Marketing Plan

DEFINITION of 'Marketing Plan'

A marketing plan is a business's operational document for advertising campaigns designed to reach its target market. A marketing plan pulls together all the campaigns that will be undertaken over a period of time, with additional information on how they will be measured and monitored. The marketing plan interacts with other business operations in several ways, including:

  • Providing market research to support pricing decisions and new market entries.

  • Tailoring the main messages to different demographics and geographic areas.

  • Selecting the platforms for promoting the product or services - digital, radio, internet, trade magazine, etc. - and the mix of those platforms for each campaign.

  • Setting up the success metrics and the results reporting timelines.

A marketing plan is built off of a company’s overall marketing strategy.

BREAKING DOWN 'Marketing Plan'
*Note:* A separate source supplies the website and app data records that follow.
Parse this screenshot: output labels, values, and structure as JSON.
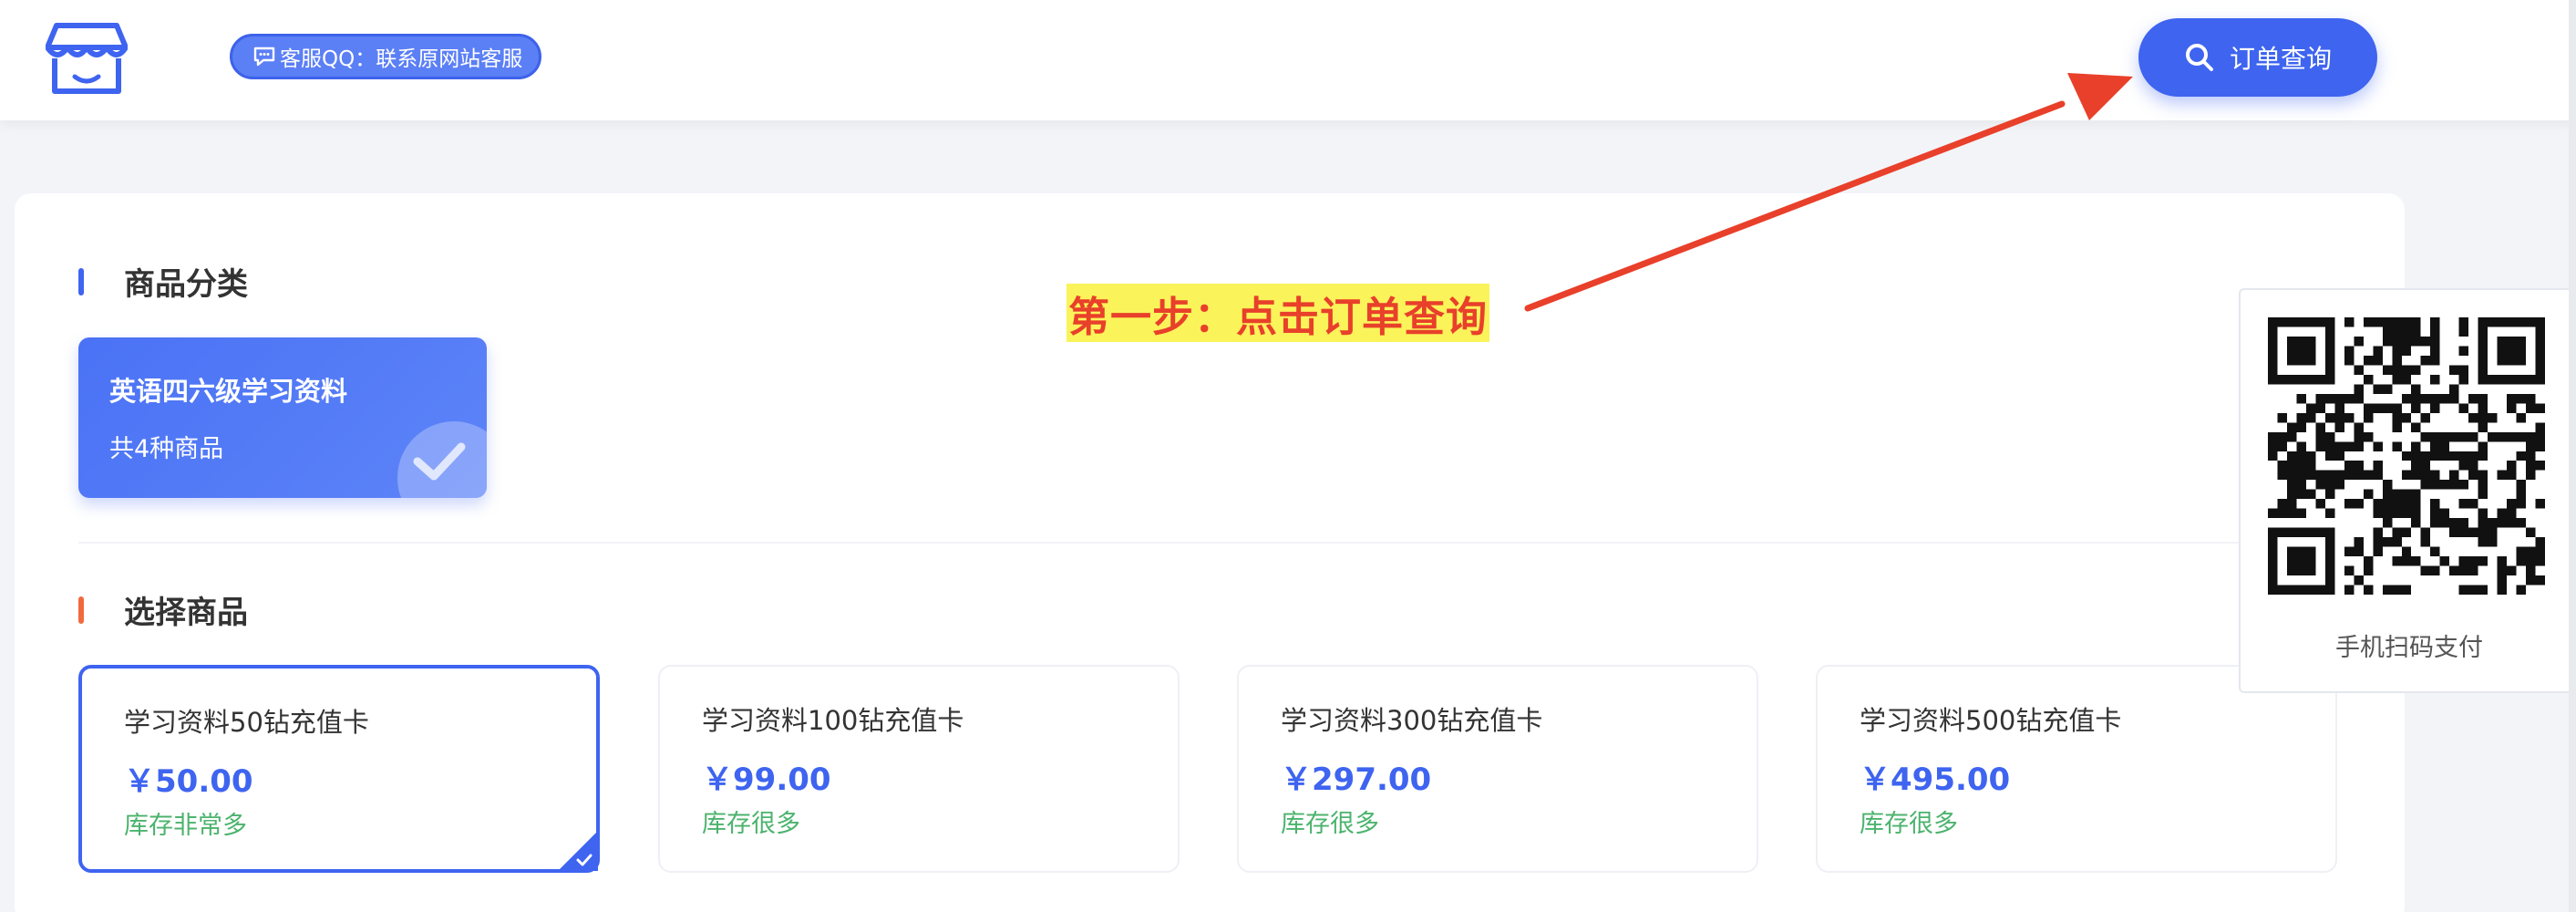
{
  "header": {
    "qq_badge": "客服QQ：联系原网站客服",
    "order_query": "订单查询"
  },
  "categories": {
    "title": "商品分类",
    "bar_color": "#3e64f0",
    "items": [
      {
        "name": "英语四六级学习资料",
        "count": "共4种商品"
      }
    ]
  },
  "products": {
    "title": "选择商品",
    "bar_color": "#f06a3d",
    "items": [
      {
        "name": "学习资料50钻充值卡",
        "price": "￥50.00",
        "stock": "库存非常多"
      },
      {
        "name": "学习资料100钻充值卡",
        "price": "￥99.00",
        "stock": "库存很多"
      },
      {
        "name": "学习资料300钻充值卡",
        "price": "￥297.00",
        "stock": "库存很多"
      },
      {
        "name": "学习资料500钻充值卡",
        "price": "￥495.00",
        "stock": "库存很多"
      }
    ]
  },
  "annotation": {
    "step": "第一步：点击订单查询"
  },
  "qr": {
    "caption": "手机扫码支付"
  },
  "colors": {
    "accent": "#3e64f0",
    "price": "#3e64f0",
    "stock": "#4cb36d",
    "annotation_text": "#e8402a",
    "annotation_bg": "#fbf35a"
  }
}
Marketing plans and strategies are often used interchangeably. This is because a marketing plan shouldn't exist without the big picture strategy backing it up. Sometimes you'll find the strategy and the plan are one document, especially for smaller companies that may only run one or two major campaigns in a year. In the strictest sense, however, the plan is what you are going to do on a monthly, quarterly or annual basis. The marketing strategy tackles the bigger question of what the value proposition is.
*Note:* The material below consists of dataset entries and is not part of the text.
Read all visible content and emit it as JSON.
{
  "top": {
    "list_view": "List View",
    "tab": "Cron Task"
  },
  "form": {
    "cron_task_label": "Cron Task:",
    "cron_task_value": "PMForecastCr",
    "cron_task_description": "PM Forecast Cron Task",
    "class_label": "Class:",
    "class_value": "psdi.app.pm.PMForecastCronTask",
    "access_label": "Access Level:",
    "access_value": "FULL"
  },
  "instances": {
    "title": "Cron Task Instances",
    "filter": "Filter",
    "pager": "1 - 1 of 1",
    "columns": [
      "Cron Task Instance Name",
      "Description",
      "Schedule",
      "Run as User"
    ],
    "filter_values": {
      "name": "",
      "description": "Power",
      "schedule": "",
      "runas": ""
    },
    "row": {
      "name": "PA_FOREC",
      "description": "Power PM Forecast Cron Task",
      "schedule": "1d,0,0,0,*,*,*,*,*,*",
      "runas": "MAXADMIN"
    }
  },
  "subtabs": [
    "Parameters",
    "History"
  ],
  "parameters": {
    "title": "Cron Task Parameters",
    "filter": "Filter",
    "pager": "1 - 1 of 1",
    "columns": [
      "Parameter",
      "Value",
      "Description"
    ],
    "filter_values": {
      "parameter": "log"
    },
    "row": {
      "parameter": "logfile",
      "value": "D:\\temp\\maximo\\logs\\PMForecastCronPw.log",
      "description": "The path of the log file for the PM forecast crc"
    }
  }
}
Creating a Marketing Plan

A marketing plan takes the value proposition of a business and sets out the schedule for a set period of time. Some marketing plans only cover a single quarter while others might cover a whole year. Ideally market research will have identified the platforms to reach the target audience - radio, social media, online ads, regional TV spots, etc. - as well as helped in crafting the key messages. The marketing plan covers the rationale for decisions and the overall marketing strategy in brief, and then focuses on the creation, timing and placement of specific campaigns and how the outcomes will be measured.

Executing a Marketing Plan

A marketing plan can be tweaked at any point based on the results. If digital ads are performing better than expected, for example, budget within a campaign can be moved to the higher performing platform or a new budget can be initiated. The challenge for the people managing the plan on any specific campaign is to give every platform the time to show results properly. Digital marketing tends to fire off results in near real-time, whereas TV ads require regular rotation to get any kind of market penetration. So there is a fine line between giving a specific element of a marketing plan too much or too little time to succeed.

In the traditional marketing mix model, a marketing plan would sit primarily under ‘promotion’ as one of the four Ps.